*** Block opens ***
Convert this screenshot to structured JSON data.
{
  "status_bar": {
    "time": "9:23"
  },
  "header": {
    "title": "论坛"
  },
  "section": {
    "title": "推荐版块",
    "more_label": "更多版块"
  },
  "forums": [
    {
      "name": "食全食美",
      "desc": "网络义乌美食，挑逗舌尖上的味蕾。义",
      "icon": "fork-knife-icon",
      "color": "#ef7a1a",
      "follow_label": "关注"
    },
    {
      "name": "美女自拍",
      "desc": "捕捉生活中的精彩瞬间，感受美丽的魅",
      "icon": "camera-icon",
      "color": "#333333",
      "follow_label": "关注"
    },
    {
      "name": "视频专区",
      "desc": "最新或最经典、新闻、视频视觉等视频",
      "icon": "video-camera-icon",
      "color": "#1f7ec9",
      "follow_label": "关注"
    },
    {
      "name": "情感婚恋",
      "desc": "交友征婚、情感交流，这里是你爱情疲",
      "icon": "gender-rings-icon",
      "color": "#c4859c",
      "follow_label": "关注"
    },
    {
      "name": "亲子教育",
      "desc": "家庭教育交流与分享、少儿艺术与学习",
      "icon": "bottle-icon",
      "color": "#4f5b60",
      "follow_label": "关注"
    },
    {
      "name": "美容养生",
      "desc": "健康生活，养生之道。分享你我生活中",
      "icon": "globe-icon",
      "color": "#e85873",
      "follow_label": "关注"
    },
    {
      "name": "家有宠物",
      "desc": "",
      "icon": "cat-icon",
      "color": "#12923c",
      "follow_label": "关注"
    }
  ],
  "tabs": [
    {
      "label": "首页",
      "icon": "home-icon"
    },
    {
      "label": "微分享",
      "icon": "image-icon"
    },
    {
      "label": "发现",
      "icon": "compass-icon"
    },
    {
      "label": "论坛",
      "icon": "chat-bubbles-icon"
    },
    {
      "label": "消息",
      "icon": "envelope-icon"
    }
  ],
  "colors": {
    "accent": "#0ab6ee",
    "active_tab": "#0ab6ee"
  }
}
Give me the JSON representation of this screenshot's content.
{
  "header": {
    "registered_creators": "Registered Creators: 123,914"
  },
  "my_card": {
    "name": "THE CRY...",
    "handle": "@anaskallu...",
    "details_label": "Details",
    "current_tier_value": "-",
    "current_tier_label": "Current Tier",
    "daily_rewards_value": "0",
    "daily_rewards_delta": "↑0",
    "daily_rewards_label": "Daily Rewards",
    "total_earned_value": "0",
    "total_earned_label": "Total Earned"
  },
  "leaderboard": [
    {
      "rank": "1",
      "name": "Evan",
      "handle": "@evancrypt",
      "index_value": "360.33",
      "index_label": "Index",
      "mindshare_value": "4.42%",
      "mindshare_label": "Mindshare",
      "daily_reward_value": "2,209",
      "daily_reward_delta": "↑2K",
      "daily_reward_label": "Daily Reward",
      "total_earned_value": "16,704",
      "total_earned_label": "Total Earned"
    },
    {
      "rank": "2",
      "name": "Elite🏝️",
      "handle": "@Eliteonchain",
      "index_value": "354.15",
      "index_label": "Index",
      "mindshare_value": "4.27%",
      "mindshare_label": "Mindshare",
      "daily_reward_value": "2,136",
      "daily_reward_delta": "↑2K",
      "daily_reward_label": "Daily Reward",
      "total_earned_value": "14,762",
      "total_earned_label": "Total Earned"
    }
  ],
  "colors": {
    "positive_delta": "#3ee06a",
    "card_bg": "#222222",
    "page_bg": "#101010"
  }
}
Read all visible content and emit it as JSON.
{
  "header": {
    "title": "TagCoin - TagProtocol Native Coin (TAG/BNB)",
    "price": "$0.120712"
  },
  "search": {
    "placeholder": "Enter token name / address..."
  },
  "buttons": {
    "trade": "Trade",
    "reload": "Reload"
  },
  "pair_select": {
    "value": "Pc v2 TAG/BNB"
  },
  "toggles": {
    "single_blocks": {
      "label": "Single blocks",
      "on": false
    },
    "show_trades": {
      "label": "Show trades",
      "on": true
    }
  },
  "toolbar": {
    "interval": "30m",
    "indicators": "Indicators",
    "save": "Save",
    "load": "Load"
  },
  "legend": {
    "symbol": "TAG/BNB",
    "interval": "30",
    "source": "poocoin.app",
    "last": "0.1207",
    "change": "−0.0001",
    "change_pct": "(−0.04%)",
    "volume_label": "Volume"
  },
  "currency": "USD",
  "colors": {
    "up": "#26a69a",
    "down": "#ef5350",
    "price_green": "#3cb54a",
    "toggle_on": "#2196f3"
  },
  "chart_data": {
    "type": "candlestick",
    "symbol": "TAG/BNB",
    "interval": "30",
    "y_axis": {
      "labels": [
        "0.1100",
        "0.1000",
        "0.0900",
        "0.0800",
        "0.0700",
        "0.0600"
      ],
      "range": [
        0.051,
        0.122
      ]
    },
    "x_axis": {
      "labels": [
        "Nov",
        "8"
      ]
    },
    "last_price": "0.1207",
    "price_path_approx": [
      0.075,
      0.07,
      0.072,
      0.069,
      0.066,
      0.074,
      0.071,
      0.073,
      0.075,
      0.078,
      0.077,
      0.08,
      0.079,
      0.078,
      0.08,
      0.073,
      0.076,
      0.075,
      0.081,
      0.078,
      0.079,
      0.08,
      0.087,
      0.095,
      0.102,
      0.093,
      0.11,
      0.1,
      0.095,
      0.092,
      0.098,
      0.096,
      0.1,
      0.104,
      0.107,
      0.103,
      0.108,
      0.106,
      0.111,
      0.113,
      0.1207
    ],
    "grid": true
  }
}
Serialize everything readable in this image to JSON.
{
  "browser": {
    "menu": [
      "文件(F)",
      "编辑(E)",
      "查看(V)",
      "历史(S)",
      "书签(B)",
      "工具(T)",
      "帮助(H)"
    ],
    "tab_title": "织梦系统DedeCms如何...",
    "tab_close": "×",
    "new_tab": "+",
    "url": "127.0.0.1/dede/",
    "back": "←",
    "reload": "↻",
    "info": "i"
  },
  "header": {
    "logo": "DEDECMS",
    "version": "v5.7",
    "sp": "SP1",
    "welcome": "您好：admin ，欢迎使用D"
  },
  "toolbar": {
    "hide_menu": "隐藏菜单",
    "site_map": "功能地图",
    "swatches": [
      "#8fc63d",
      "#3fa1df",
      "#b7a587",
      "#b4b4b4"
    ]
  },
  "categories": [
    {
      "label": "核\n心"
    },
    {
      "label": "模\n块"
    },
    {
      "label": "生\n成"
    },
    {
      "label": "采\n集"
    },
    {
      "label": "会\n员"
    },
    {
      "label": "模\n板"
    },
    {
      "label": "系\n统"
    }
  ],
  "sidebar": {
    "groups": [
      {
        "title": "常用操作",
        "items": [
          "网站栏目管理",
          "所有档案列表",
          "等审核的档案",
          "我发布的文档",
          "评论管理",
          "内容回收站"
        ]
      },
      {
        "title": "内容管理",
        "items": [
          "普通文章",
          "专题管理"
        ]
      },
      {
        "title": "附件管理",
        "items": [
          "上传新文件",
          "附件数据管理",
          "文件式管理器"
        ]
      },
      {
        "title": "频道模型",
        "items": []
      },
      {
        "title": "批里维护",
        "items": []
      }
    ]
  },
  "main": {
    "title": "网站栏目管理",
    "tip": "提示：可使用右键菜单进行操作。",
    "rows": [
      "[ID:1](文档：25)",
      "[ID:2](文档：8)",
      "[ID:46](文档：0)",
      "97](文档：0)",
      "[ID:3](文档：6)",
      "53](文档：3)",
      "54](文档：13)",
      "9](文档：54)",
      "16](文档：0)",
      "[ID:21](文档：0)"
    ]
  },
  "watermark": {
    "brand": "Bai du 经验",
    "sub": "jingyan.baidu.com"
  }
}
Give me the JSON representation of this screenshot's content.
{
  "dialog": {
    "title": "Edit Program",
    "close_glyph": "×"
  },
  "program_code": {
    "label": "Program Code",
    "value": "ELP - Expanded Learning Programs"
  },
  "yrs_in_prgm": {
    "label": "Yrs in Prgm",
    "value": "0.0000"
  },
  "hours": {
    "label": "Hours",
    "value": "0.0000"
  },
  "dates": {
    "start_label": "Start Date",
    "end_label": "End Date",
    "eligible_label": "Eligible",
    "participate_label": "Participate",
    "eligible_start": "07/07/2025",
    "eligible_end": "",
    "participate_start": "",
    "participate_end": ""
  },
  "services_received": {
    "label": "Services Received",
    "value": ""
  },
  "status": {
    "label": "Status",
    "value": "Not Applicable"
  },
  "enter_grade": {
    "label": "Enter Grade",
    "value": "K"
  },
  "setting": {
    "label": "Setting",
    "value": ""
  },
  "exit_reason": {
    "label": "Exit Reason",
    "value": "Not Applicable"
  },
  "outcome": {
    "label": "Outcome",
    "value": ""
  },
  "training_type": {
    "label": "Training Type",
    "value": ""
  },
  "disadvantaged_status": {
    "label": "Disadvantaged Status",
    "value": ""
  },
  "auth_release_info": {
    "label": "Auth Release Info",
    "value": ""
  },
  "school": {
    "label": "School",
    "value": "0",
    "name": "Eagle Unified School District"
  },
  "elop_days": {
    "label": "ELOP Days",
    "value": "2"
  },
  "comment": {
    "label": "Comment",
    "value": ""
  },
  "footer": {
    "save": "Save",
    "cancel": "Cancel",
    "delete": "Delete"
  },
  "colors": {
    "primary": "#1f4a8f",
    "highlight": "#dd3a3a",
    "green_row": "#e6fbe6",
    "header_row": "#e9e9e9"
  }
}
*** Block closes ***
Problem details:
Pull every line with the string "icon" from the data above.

Your solution:
      "icon": "fork-knife-icon",
      "icon": "camera-icon",
      "icon": "video-camera-icon",
      "icon": "gender-rings-icon",
      "icon": "bottle-icon",
      "icon": "globe-icon",
      "icon": "cat-icon",
      "icon": "home-icon"
      "icon": "image-icon"
      "icon": "compass-icon"
      "icon": "chat-bubbles-icon"
      "icon": "envelope-icon"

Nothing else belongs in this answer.